I really like getting beyond the stir fry and soy sauce when it comes to Asian food. In fact I didn't even consider making Chinese, though some of the potstickers I made a few months ago were still in the freezer and I popped those into a pan as an appetizer to my noodles. Many parts of Asia are not well represented here. In New Zealand, there was Malaysian and Laotian food at the international food court. I would love to find such a food court here, with the creamy curries, noodles, and spices replacing the hamburgers, fries, and chicken sandwiches.

So it was perfect timing that I found a section of Laotian recipes in a recent issue of Food & Wine. The lettuce wraps I made with ground chicken, scallions, cilantro, shallots, and a surprise ingredient of ground rice powder were delicious. They tasted fresh, with the brightness of lime juice and the bite of raw shallots and scallions. I ground the toasted rice in my new spice grinder - if you have a coffee grinder it should work just as well - and this added a really nice, nutty texture to the dish.

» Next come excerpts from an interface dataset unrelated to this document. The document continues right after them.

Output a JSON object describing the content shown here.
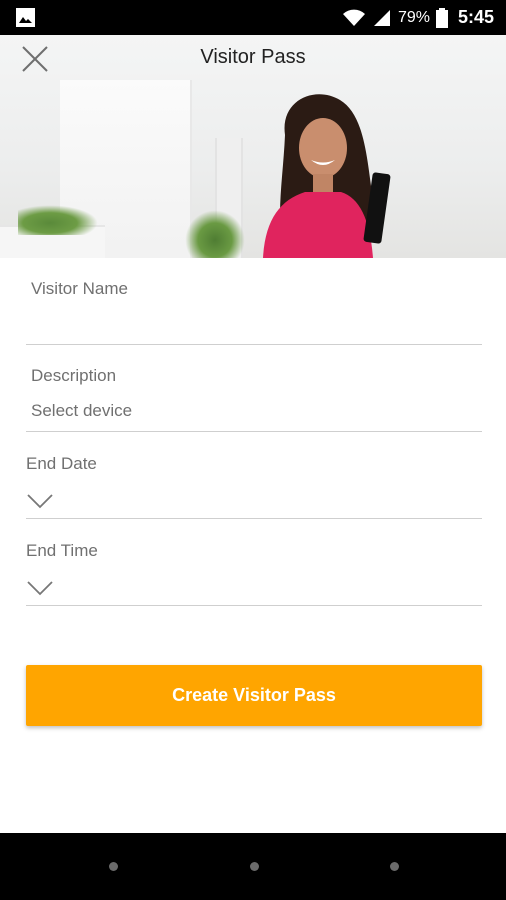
{
  "status_bar": {
    "battery_percent": "79%",
    "time": "5:45",
    "icons": [
      "gallery-icon",
      "wifi-icon",
      "signal-icon",
      "battery-icon"
    ]
  },
  "header": {
    "title": "Visitor Pass",
    "close_icon": "close-icon"
  },
  "form": {
    "visitor_name_label": "Visitor Name",
    "visitor_name_value": "",
    "description_label": "Description",
    "description_value": "Select device",
    "end_date_label": "End Date",
    "end_time_label": "End Time",
    "dropdown_icon": "chevron-down-icon"
  },
  "actions": {
    "create_label": "Create Visitor Pass"
  },
  "colors": {
    "accent": "#ffa500",
    "label": "#707070",
    "divider": "#cfcfcf"
  },
  "nav_bar": {
    "buttons": [
      "back-button",
      "home-button",
      "recents-button"
    ]
  }
}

I guess you could say this is the Laotian version of fast food tacos.

Ground Chicken Laap (Food and Wine)
1 tablespoon long-grain white rice
1 tablespoon vegetable oil
1 pound ground chicken (turkey or duck)
1/4 cup plus 2 tablespoons chicken stock or low-sodium broth
1 tablespoon plus 1 teaspoon Asian fish sauce
Salt and freshly ground black pepper
1 tablespoon fresh lime juice
2 large stalks of lemongrass—tender pale inner core only, minced
2 scallions, thinly sliced
1 medium shallot, thinly sliced and separated into rings
1/2 cup chopped cilantro
1/2 cup chopped mint
1/4 teaspoon crushed red pepper
Small romaine leaves and lime wedges, for serving

In a small skillet, toast the rice over high heat, shaking the skillet a few times, until the rice is golden brown, about 3 minutes. Transfer the rice to a spice grinder and let cool completely. Grind the rice to a powder.
In a large skillet, heat the oil. Add the ground meat and cook over moderately high heat, breaking up the meat evenly, until no pink remains, about 4 minutes. Add the stock and cook, stirring, until bubbling. Remove from the heat and stir in the fish sauce. Season with salt and black pepper and stir in the lime juice. Let stand for 5 minutes, then stir in the lemongrass, scallions, shallot rings, cilantro, mint, crushed red pepper and rice powder. Arrange the lettuce and lime wedges on a platter. Spoon the laap on top and serve.